## The problem
Please return every line in the entries below with the word "that" in it.

## Entries supplied

>>>>

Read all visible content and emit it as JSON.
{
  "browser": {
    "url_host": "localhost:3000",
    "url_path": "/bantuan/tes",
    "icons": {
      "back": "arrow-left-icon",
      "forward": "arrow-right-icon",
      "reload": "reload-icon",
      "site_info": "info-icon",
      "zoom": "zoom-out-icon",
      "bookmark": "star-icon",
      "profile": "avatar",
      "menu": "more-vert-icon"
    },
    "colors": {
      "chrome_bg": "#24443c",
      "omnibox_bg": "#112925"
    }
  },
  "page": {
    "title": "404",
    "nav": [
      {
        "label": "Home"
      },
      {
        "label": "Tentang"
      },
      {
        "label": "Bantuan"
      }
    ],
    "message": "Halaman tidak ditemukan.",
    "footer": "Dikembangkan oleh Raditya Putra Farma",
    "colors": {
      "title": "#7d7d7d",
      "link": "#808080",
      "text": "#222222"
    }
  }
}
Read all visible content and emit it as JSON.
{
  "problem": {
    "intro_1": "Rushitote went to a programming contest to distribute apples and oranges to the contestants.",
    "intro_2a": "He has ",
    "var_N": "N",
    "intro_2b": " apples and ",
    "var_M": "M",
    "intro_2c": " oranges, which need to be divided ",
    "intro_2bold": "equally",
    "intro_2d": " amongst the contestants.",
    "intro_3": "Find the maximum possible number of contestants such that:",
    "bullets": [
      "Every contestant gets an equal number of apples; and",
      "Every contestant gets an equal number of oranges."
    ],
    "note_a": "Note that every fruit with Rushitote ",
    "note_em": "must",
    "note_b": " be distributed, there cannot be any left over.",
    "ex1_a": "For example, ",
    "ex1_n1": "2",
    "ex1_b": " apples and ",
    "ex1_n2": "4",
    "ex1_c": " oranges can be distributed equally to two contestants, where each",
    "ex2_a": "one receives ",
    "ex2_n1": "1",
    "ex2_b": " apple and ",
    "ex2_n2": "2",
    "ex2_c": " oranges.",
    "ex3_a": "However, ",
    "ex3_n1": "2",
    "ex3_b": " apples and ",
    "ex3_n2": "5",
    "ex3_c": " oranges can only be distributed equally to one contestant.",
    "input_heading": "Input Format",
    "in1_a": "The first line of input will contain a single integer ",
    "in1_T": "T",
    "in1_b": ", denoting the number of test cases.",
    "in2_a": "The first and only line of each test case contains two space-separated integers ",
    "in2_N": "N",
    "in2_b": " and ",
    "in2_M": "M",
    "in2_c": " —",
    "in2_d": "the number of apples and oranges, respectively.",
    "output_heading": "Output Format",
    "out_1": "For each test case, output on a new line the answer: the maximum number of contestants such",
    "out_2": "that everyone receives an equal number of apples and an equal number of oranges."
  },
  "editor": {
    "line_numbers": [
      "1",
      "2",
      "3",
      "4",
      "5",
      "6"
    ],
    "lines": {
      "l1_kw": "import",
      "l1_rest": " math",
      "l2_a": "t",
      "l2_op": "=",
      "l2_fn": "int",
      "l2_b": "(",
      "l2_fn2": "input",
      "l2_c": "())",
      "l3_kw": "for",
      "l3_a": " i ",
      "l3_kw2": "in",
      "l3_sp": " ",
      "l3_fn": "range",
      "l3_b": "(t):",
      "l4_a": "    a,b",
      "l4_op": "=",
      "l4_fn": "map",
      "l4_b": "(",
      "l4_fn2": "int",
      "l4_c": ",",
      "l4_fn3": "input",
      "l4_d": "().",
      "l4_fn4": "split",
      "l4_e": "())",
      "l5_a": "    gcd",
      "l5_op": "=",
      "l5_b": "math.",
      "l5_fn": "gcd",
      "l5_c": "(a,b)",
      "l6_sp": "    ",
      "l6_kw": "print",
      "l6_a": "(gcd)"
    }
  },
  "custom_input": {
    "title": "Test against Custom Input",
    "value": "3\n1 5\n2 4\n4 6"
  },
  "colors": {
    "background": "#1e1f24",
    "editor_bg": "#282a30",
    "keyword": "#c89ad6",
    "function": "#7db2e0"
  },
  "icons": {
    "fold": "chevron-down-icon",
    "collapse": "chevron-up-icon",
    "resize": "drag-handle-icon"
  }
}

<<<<

## Written answer
    "intro_3": "Find the maximum possible number of contestants such that:",
    "note_a": "Note that every fruit with Rushitote ",
    "out_2": "that everyone receives an equal number of apples and an equal number of oranges."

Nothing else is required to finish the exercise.